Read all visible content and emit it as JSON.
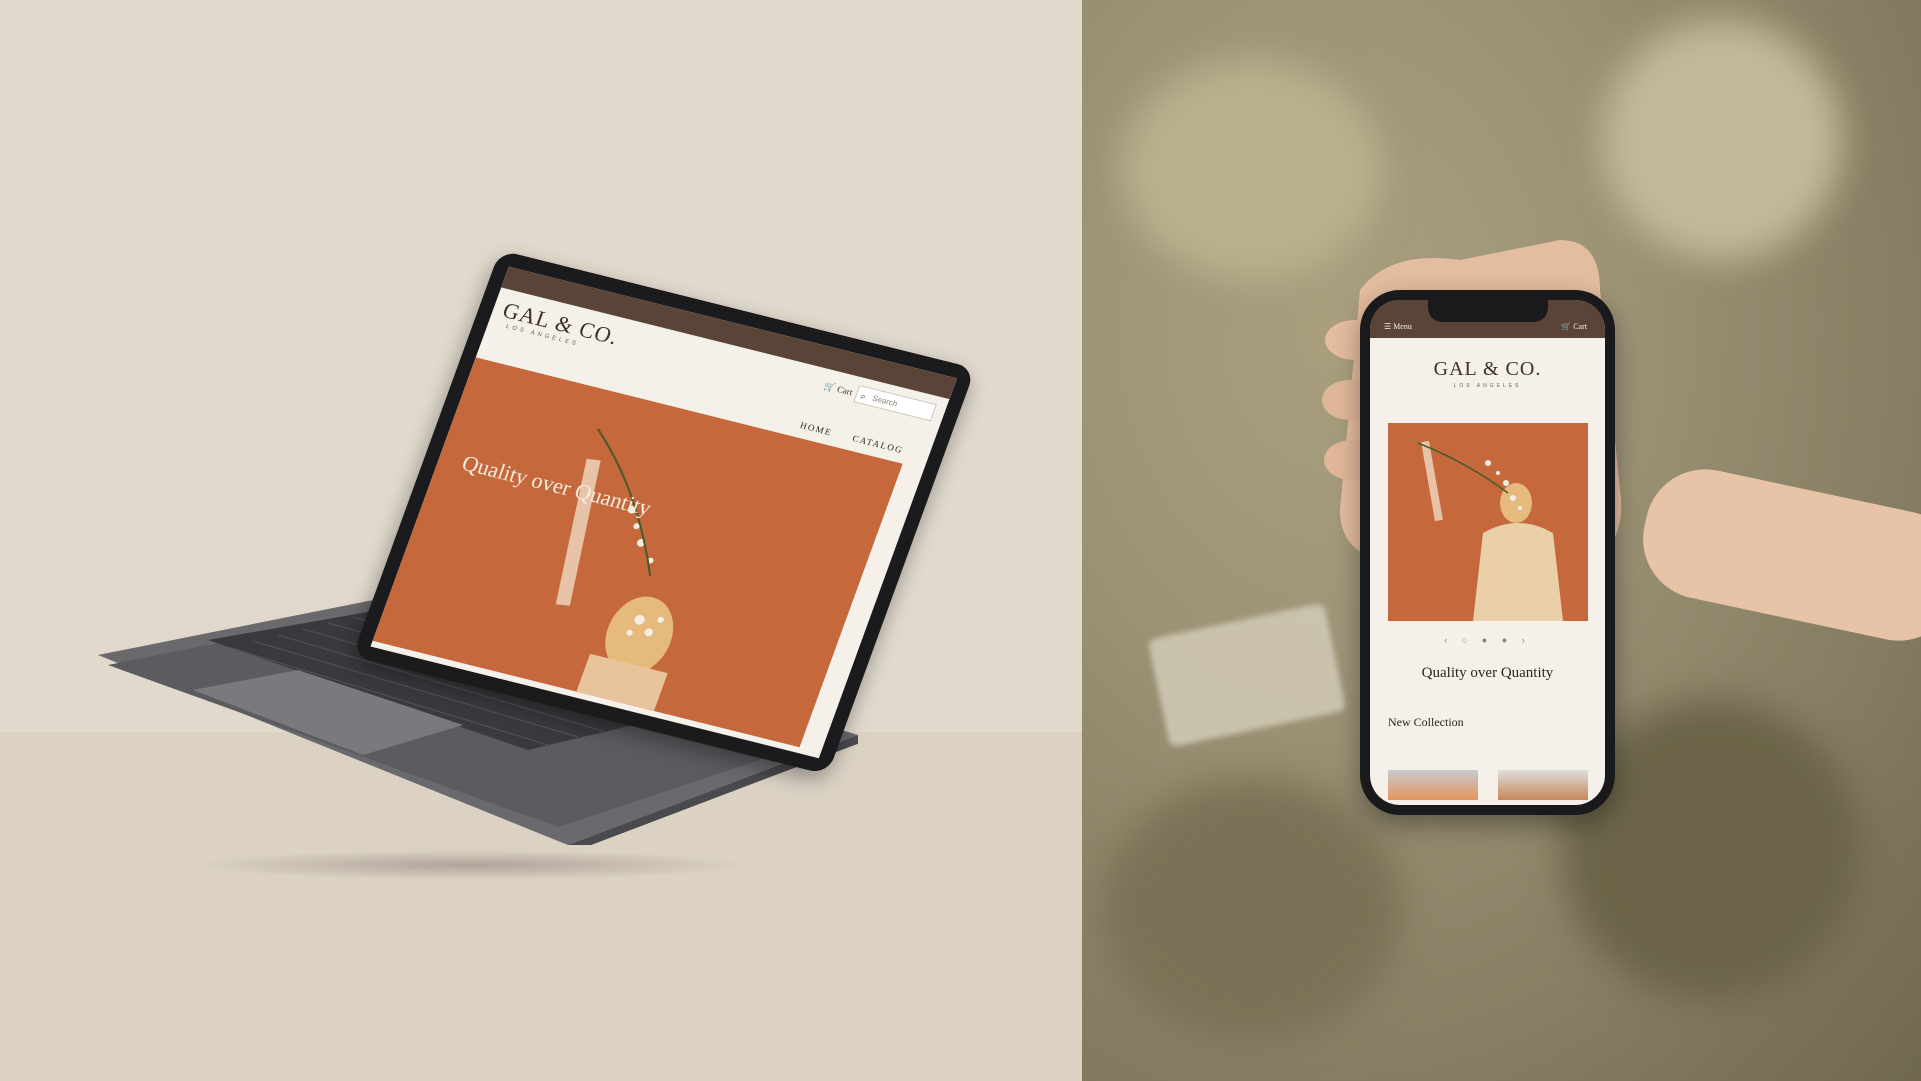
{
  "brand": {
    "name": "GAL & CO.",
    "location": "LOS ANGELES"
  },
  "desktop": {
    "cart_label": "Cart",
    "search_placeholder": "Search",
    "nav": [
      "HOME",
      "CATALOG"
    ],
    "hero_title": "Quality over Quantity"
  },
  "mobile": {
    "menu_label": "Menu",
    "cart_label": "Cart",
    "slider_dots": "‹ ○ ● ● ›",
    "hero_title": "Quality over Quantity",
    "section_title": "New Collection"
  },
  "colors": {
    "header_brown": "#5a4438",
    "hero_terracotta": "#c5683c",
    "page_cream": "#f5f1ea"
  }
}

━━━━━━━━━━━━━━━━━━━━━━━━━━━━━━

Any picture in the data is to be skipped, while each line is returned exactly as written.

Read all visible content and emit it as JSON.
{
  "brand": {
    "name": "GAL & CO.",
    "location": "LOS ANGELES"
  },
  "desktop": {
    "cart_label": "Cart",
    "search_placeholder": "Search",
    "nav": [
      "HOME",
      "CATALOG"
    ],
    "hero_title": "Quality over Quantity"
  },
  "mobile": {
    "menu_label": "Menu",
    "cart_label": "Cart",
    "slider_dots": "‹ ○ ● ● ›",
    "hero_title": "Quality over Quantity",
    "section_title": "New Collection"
  },
  "colors": {
    "header_brown": "#5a4438",
    "hero_terracotta": "#c5683c",
    "page_cream": "#f5f1ea"
  }
}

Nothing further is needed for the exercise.